In the most recent edition of ESM, we caught up with sustainability leaders across European retail, as part of our 'Sustainability 2024' report, including Florian Schütze, Vice President of Corporate Responsibility, Schwarz Unternehmenskommunikation.
ESM: We’re more than a year into a cost-of-living crisis that has hit consumers hard. To what degree have these financial difficulties influenced consumer perceptions about sustainability?
Florian Schütze: Even in challenging times, we fulfil our responsibility in the area of food supply and always offer customers of the retail divisions Lidl and Kaufland products at the best price-performance ratio. This gives many people access to a sustainable assortment, such as organic or Fairtrade products.
Consumers today make their consumption decisions more consciously, taking various aspects into account. In terms of general consumption, this can imply a more sustainable buying behaviour.
Sustainability and environmental protection are still important, and they are becoming increasingly more relevant, especially on social media and among the younger generation. As companies of Schwarz Group, we have the opportunity to position ourselves as a sustainable retail group with strong brands.

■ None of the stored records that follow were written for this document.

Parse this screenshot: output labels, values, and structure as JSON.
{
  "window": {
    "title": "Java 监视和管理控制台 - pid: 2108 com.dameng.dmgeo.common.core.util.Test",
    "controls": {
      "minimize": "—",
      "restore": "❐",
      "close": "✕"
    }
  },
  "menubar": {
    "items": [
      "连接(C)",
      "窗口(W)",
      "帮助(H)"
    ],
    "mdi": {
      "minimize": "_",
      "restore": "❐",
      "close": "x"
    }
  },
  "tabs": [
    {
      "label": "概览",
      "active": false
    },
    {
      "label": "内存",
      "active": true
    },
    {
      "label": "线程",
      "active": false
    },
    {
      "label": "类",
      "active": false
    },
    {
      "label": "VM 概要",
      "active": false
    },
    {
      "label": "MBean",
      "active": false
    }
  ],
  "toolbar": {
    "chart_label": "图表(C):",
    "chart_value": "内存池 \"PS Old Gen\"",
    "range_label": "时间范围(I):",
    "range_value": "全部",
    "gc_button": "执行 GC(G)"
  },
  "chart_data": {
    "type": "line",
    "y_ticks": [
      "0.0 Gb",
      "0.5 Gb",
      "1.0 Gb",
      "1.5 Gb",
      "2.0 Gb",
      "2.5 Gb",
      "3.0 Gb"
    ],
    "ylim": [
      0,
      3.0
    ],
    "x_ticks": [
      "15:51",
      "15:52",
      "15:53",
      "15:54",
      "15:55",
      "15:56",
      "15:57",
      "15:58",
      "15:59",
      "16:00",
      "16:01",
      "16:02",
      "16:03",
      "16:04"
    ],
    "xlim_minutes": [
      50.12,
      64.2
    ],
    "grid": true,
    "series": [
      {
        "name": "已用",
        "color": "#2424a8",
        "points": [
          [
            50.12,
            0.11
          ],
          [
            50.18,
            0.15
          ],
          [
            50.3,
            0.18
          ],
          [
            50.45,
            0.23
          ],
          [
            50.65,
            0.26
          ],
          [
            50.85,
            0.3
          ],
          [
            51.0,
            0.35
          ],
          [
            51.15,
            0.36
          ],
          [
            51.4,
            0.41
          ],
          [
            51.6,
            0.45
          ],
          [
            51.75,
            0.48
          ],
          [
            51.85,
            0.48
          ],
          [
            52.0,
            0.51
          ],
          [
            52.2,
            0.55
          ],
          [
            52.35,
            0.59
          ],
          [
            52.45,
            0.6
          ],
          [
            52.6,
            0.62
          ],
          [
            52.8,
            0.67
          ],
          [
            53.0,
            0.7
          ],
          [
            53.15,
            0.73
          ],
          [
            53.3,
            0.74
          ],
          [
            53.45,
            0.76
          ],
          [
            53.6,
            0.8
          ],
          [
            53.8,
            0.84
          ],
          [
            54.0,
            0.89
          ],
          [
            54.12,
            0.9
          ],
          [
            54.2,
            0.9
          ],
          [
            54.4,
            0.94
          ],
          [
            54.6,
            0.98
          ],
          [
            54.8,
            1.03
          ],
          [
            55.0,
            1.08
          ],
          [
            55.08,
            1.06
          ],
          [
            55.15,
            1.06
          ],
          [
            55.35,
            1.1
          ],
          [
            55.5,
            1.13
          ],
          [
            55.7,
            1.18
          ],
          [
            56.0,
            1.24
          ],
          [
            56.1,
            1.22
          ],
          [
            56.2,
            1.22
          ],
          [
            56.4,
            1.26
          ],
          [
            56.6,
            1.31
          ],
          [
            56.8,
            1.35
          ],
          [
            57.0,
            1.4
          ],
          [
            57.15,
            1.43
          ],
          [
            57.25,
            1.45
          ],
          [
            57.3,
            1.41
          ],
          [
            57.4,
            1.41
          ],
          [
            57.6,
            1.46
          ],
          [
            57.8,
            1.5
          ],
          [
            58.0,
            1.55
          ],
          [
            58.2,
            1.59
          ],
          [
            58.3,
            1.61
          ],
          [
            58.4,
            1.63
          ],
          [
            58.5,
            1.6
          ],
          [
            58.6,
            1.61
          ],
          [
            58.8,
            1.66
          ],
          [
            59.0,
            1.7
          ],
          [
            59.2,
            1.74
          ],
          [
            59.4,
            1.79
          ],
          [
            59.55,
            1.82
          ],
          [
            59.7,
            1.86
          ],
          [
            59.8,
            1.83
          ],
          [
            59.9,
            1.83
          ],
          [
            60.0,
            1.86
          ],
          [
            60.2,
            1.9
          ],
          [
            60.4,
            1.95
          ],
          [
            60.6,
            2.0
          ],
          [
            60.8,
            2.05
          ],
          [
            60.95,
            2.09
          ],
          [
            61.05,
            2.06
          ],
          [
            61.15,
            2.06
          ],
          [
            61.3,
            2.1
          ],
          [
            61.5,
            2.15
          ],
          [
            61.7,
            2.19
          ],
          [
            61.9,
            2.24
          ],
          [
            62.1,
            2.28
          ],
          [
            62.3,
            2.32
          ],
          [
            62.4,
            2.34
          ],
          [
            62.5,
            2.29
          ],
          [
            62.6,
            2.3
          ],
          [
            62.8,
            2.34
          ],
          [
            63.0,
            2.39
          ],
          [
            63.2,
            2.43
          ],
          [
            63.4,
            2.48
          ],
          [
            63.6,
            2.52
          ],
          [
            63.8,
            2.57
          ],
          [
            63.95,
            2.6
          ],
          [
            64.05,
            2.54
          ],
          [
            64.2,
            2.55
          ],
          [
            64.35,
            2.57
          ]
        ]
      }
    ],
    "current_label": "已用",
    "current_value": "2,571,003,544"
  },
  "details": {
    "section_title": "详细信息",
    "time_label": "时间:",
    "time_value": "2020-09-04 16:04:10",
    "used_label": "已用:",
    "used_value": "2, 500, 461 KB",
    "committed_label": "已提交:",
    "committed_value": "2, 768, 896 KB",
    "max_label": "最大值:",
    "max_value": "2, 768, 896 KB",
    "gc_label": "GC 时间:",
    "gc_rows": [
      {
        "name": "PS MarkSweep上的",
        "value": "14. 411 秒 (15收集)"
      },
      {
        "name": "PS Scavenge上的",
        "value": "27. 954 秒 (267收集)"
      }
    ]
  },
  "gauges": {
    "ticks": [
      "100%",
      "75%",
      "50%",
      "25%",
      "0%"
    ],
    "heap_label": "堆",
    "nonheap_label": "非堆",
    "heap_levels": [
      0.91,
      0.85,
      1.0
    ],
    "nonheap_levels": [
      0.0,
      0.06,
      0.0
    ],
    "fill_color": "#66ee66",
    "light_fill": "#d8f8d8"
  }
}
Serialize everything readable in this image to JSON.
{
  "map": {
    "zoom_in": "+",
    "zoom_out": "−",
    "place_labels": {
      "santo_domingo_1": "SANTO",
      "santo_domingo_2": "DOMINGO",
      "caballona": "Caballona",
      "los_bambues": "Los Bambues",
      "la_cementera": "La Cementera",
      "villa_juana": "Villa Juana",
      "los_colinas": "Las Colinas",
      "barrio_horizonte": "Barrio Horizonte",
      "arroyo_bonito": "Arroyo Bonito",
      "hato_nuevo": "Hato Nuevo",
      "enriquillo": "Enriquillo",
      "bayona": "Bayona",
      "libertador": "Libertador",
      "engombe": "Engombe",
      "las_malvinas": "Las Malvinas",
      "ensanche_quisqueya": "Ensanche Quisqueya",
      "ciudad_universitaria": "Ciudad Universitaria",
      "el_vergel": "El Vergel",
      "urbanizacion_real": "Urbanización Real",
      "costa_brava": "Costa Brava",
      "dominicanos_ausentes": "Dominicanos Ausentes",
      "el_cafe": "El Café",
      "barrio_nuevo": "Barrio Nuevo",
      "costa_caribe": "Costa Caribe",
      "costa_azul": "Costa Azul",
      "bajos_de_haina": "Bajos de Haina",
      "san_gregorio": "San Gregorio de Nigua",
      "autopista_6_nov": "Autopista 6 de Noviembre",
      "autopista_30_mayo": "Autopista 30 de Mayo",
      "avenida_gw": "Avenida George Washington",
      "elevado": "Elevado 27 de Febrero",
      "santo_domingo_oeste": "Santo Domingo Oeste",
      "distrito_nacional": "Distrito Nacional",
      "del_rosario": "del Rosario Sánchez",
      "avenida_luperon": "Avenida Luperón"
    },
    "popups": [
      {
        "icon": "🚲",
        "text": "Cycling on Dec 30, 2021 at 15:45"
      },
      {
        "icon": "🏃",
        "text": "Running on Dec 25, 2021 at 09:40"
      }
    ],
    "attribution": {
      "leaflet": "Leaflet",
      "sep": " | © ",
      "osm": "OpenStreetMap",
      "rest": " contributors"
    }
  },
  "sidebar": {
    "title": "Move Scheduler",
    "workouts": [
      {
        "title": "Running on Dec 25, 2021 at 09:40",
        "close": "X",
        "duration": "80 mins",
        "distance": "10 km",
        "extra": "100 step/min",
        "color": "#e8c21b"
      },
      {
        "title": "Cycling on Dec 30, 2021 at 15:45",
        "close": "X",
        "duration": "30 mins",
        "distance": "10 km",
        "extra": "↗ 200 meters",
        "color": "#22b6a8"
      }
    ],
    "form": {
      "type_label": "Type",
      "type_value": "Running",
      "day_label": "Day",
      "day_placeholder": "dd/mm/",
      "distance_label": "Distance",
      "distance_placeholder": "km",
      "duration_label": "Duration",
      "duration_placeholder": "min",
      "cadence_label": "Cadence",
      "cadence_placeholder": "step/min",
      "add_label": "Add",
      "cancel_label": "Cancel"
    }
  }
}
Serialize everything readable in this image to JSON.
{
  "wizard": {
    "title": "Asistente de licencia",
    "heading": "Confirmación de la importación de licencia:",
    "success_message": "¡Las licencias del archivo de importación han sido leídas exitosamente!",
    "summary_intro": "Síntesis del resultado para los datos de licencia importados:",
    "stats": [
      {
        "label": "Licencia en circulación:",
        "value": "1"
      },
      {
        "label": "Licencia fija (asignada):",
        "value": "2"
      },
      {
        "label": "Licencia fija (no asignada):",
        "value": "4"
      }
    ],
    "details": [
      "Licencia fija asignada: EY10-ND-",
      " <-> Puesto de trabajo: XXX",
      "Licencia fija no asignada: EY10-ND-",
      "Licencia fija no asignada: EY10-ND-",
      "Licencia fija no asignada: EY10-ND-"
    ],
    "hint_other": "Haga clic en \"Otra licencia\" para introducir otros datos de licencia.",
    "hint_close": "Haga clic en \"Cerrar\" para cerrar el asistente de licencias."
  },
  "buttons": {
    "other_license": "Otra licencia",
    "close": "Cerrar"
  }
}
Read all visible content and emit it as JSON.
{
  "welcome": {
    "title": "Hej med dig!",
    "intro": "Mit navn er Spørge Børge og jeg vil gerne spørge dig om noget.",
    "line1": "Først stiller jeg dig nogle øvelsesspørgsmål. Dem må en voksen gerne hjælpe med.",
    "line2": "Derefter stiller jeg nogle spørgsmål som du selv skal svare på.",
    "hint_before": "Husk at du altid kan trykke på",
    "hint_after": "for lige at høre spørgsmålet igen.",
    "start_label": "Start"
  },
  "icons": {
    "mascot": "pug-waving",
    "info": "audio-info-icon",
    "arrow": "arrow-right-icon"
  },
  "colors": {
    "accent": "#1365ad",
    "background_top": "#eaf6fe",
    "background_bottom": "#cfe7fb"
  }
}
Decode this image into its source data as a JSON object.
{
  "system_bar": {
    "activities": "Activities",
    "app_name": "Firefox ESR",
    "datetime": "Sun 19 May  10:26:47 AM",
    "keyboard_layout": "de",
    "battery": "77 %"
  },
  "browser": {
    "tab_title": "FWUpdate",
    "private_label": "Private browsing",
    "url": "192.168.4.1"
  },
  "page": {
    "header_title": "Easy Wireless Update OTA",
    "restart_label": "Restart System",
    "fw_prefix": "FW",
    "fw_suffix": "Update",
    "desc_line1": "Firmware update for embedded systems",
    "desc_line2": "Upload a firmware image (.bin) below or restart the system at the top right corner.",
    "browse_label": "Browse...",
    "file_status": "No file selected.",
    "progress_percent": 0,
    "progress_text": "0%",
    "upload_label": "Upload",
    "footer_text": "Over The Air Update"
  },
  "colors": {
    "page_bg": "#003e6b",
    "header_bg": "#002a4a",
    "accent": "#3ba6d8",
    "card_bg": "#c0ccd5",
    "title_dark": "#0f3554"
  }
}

To be effective, sustainability needs to permeate all aspects of a business’s decision-making and operating structure. How has that been implemented at your business?
Since the very beginning, sustainability has been embedded in the DNA of the companies of Schwarz Group. It is our jointly defined goal to act as efficiently and sustainably as possible in all divisions and business processes of Schwarz Group companies.
Our actions are strongly inspired by sustainable factors. This helps us to grow, today and in the future. By thinking and acting sustainably, we can develop ourselves further, and even tap into new business areas. This is how the PreZero recycling and environmental division came to be.
Furthermore, the new division of Schwarz Group, Schwarz Digits, will pave the way for developing groundbreaking digital innovations, which will also be relevant in terms of sustainability.
To what degree have you sought to foster collaboration with other businesses, groups, or industry bodies in furthering your sustainability goals?
Partnerships in the context of sustainability are paramount to the companies of Schwarz Group. Together with different stakeholders – such as business partners, NGOs, politicians, initiatives and associations – we are already addressing complex sustainability challenges today, and we are committed to pursuing holistic solutions for the future.
With the retail divisions Lidl and Kaufland, the food producer Schwarz Produktion, and the environmental service provider PreZero, the companies of Schwarz Group are one of the few retail groups in a position to cover virtually the entire supply chain – from production and retail to disposal and recycling.
The key concept of a circular economy and the jointly developed vision of closing material loops have already given rise to valuable joint ventures within the companies of Schwarz Group.
This includes, for example, the material cycle established between Schwarz Produktion and Lidl to make disposable PET bottles out of 100% recycled material – except for the caps and labels – or various promotions at Lidl and Kaufland, such as laundry baskets, storage boxes or trash cans made of recycled plastic from PreZero.
Younger consumers – particularly Gen Z – are sceptical about the sustainability claims being made by big businesses. How can businesses better communicate to this demographic?
It is important to put ourselves in the shoes of our target groups and to understand their concerns. For this purpose, we need to tailor our communication to the respective target group, based on clearly prepared figures, data and facts. I see digitalisation as a decisive supporting factor here.
In the end, transparency and credibility are what really make a difference.
We’re now just over a year away from the mid-part of the decade. In what areas do you think we will see a ramping up of sustainability efforts over the next year?
Definitely in the area of the circular economy – in other words, from production to appropriate recycling. After all, we, as a company, must find a way to make our business circular in order to help shape the transformation process for a better future.
Digital support and inter-company partnerships are key factors in this regard, which have resulted, for example, in watermarks being added to packaging to make sorting different types of packages more efficient.
Furthermore, we need to take environmental protection seriously and promote it, since it ultimately affects us all. The European Union is aiming to make Europe a climate-neutral continent by 2050, which we can only achieve if we work together. As consumers, we have an influence on promoting climate and environmental protection.
At the same time, we have a huge responsibility as a corporate group, thanks to our size, which we take seriously. With 6.8 billion customers visiting Lidl and Kaufland stores every year, we have a great deal of leverage to shine a spotlight on sustainability in our society.